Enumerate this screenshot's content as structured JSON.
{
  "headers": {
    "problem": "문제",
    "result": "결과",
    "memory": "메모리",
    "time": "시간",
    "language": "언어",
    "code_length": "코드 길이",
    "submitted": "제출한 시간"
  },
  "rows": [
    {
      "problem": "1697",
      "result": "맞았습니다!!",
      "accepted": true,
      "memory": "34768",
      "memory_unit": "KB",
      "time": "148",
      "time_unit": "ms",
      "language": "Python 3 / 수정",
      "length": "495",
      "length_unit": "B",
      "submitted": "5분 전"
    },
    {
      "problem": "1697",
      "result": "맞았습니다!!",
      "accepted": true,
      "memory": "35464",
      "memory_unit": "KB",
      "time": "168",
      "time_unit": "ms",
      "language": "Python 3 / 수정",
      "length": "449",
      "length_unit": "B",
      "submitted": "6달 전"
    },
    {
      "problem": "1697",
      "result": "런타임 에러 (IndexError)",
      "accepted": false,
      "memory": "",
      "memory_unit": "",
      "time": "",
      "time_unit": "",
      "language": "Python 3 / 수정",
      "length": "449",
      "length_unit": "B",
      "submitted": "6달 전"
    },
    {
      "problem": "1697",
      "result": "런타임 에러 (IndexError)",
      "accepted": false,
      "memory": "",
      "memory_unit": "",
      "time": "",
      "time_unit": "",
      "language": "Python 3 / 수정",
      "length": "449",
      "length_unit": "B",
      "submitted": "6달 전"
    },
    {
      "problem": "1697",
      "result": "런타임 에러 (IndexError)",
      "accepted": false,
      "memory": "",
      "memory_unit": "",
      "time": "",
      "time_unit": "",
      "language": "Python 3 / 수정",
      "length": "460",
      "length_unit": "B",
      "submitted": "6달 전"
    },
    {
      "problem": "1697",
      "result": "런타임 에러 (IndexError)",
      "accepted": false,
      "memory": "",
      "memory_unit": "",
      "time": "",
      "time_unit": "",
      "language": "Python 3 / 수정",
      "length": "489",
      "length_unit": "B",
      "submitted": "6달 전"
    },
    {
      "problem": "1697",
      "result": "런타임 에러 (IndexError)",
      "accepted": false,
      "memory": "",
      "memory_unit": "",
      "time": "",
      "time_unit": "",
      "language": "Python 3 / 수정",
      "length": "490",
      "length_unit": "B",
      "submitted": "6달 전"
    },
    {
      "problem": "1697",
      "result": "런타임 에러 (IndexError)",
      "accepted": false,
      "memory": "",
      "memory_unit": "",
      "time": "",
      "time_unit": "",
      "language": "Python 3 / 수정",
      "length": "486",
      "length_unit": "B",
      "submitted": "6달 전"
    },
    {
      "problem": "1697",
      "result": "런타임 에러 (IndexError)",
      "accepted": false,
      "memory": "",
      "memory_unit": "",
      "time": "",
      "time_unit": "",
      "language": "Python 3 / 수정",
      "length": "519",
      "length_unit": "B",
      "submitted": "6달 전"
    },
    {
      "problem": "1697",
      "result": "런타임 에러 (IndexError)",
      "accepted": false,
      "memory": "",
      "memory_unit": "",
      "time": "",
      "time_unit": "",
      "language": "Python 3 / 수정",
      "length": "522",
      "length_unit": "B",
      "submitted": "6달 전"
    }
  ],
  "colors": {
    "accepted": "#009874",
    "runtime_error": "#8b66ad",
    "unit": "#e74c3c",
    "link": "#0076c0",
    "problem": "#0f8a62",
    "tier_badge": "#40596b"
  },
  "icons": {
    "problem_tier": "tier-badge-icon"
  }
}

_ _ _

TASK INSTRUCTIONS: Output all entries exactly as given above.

OUTPUT FOR THIS EXERCISE:
Enumerate this screenshot's content as structured JSON.
{
  "headers": {
    "problem": "문제",
    "result": "결과",
    "memory": "메모리",
    "time": "시간",
    "language": "언어",
    "code_length": "코드 길이",
    "submitted": "제출한 시간"
  },
  "rows": [
    {
      "problem": "1697",
      "result": "맞았습니다!!",
      "accepted": true,
      "memory": "34768",
      "memory_unit": "KB",
      "time": "148",
      "time_unit": "ms",
      "language": "Python 3 / 수정",
      "length": "495",
      "length_unit": "B",
      "submitted": "5분 전"
    },
    {
      "problem": "1697",
      "result": "맞았습니다!!",
      "accepted": true,
      "memory": "35464",
      "memory_unit": "KB",
      "time": "168",
      "time_unit": "ms",
      "language": "Python 3 / 수정",
      "length": "449",
      "length_unit": "B",
      "submitted": "6달 전"
    },
    {
      "problem": "1697",
      "result": "런타임 에러 (IndexError)",
      "accepted": false,
      "memory": "",
      "memory_unit": "",
      "time": "",
      "time_unit": "",
      "language": "Python 3 / 수정",
      "length": "449",
      "length_unit": "B",
      "submitted": "6달 전"
    },
    {
      "problem": "1697",
      "result": "런타임 에러 (IndexError)",
      "accepted": false,
      "memory": "",
      "memory_unit": "",
      "time": "",
      "time_unit": "",
      "language": "Python 3 / 수정",
      "length": "449",
      "length_unit": "B",
      "submitted": "6달 전"
    },
    {
      "problem": "1697",
      "result": "런타임 에러 (IndexError)",
      "accepted": false,
      "memory": "",
      "memory_unit": "",
      "time": "",
      "time_unit": "",
      "language": "Python 3 / 수정",
      "length": "460",
      "length_unit": "B",
      "submitted": "6달 전"
    },
    {
      "problem": "1697",
      "result": "런타임 에러 (IndexError)",
      "accepted": false,
      "memory": "",
      "memory_unit": "",
      "time": "",
      "time_unit": "",
      "language": "Python 3 / 수정",
      "length": "489",
      "length_unit": "B",
      "submitted": "6달 전"
    },
    {
      "problem": "1697",
      "result": "런타임 에러 (IndexError)",
      "accepted": false,
      "memory": "",
      "memory_unit": "",
      "time": "",
      "time_unit": "",
      "language": "Python 3 / 수정",
      "length": "490",
      "length_unit": "B",
      "submitted": "6달 전"
    },
    {
      "problem": "1697",
      "result": "런타임 에러 (IndexError)",
      "accepted": false,
      "memory": "",
      "memory_unit": "",
      "time": "",
      "time_unit": "",
      "language": "Python 3 / 수정",
      "length": "486",
      "length_unit": "B",
      "submitted": "6달 전"
    },
    {
      "problem": "1697",
      "result": "런타임 에러 (IndexError)",
      "accepted": false,
      "memory": "",
      "memory_unit": "",
      "time": "",
      "time_unit": "",
      "language": "Python 3 / 수정",
      "length": "519",
      "length_unit": "B",
      "submitted": "6달 전"
    },
    {
      "problem": "1697",
      "result": "런타임 에러 (IndexError)",
      "accepted": false,
      "memory": "",
      "memory_unit": "",
      "time": "",
      "time_unit": "",
      "language": "Python 3 / 수정",
      "length": "522",
      "length_unit": "B",
      "submitted": "6달 전"
    }
  ],
  "colors": {
    "accepted": "#009874",
    "runtime_error": "#8b66ad",
    "unit": "#e74c3c",
    "link": "#0076c0",
    "problem": "#0f8a62",
    "tier_badge": "#40596b"
  },
  "icons": {
    "problem_tier": "tier-badge-icon"
  }
}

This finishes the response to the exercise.